_Work instructions_: Look through the entries below and report every line that has "this".

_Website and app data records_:
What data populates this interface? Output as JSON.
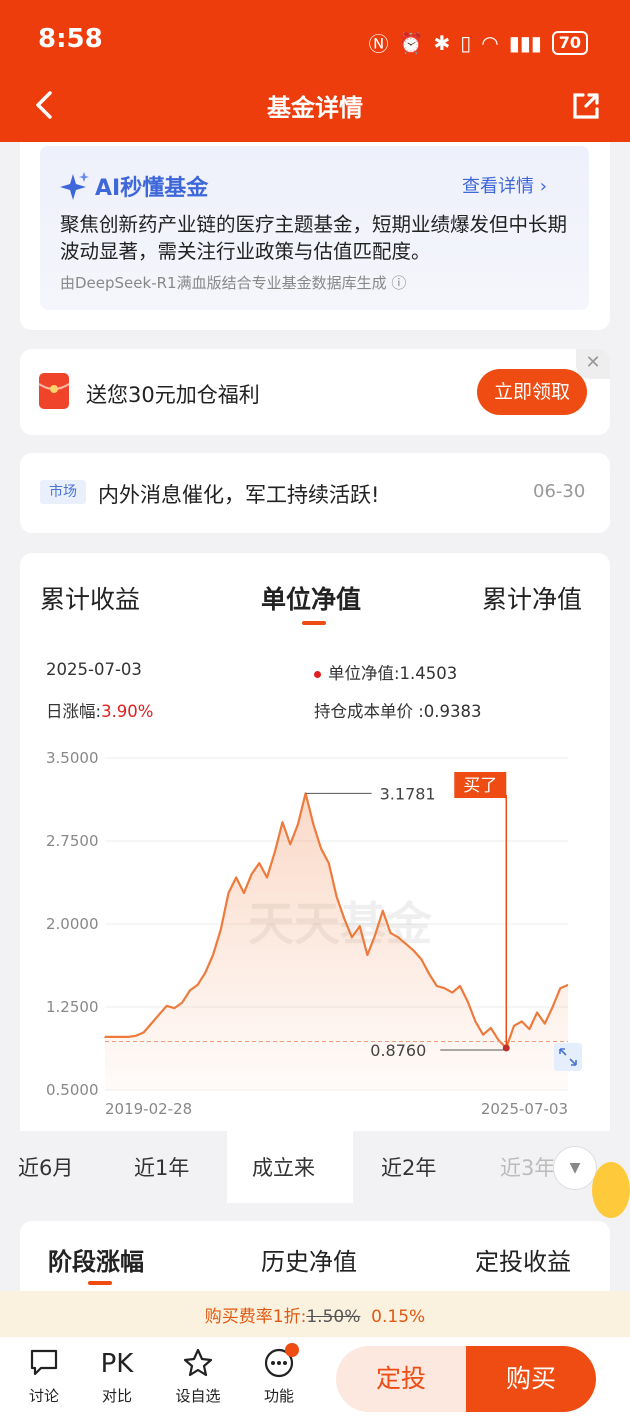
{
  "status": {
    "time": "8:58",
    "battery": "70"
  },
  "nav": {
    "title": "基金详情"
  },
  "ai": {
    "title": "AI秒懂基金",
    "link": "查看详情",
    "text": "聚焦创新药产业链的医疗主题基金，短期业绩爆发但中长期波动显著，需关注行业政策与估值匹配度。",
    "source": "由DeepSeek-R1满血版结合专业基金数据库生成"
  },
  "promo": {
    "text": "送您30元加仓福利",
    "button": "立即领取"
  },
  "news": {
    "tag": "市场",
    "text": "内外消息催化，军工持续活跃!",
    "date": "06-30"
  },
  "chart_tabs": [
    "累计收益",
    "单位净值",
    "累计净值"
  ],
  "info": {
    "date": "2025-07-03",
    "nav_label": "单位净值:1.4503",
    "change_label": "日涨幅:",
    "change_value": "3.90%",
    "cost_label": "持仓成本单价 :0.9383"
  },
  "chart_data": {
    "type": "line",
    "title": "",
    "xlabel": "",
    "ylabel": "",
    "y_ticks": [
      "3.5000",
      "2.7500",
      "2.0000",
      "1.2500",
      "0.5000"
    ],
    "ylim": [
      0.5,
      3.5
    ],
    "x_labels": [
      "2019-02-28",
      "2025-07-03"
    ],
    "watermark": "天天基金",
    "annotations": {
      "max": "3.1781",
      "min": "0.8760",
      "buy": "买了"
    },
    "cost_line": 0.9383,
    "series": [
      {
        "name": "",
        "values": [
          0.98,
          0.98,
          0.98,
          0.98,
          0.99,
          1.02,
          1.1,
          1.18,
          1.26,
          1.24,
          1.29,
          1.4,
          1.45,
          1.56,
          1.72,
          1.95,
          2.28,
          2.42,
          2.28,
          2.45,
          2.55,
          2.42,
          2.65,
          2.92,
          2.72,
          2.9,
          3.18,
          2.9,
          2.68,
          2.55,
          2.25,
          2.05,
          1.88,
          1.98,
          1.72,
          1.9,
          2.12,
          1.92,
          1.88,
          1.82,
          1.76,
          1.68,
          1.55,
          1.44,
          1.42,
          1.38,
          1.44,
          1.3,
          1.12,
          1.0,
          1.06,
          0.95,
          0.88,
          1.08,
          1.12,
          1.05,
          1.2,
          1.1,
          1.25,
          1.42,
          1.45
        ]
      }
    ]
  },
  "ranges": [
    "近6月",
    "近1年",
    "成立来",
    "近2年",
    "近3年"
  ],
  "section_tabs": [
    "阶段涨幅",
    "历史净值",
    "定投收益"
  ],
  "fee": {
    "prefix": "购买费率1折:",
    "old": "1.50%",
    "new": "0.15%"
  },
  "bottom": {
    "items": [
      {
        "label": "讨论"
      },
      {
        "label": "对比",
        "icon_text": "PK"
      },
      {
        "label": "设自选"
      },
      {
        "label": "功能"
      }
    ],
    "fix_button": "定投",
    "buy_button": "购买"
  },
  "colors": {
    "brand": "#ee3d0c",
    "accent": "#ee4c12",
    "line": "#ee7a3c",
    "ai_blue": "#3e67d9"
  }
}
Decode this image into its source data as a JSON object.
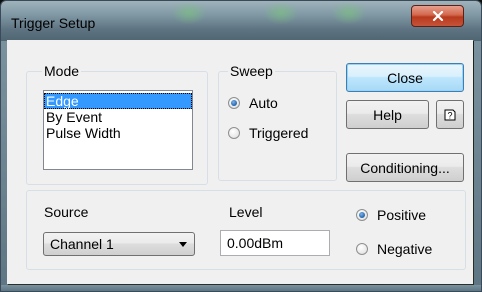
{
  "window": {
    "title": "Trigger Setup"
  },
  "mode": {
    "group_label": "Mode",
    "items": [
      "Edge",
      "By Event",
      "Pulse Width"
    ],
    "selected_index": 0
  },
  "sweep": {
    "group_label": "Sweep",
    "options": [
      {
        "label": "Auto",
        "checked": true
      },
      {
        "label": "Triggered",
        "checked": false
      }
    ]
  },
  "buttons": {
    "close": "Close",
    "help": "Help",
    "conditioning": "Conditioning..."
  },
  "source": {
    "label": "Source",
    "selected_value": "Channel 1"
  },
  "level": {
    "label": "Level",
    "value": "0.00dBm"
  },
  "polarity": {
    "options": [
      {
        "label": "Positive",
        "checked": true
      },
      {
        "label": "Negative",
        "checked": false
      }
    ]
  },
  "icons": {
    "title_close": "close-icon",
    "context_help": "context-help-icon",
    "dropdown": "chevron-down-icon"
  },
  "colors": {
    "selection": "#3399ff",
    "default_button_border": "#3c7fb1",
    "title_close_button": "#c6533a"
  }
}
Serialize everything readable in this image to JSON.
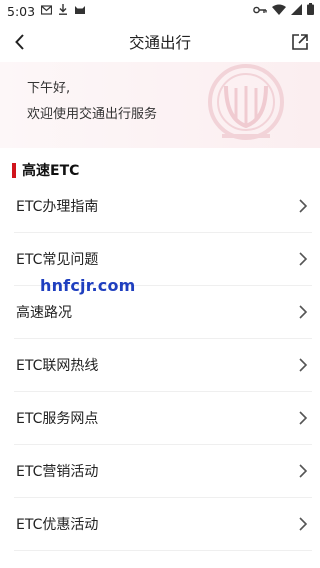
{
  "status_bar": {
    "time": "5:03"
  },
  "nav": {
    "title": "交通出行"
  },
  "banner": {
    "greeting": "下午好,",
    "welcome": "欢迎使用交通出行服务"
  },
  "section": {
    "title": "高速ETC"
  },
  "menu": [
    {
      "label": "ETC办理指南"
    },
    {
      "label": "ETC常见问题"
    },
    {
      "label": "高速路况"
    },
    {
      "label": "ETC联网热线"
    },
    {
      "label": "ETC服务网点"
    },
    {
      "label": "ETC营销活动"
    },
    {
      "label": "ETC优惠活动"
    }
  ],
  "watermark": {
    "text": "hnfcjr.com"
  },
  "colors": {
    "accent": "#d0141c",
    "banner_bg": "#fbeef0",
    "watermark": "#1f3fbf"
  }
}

_Answer section_:
What data populates this interface? Output as JSON.
Decode this image into its source data as a JSON object.
Serialize everything readable in this image to JSON.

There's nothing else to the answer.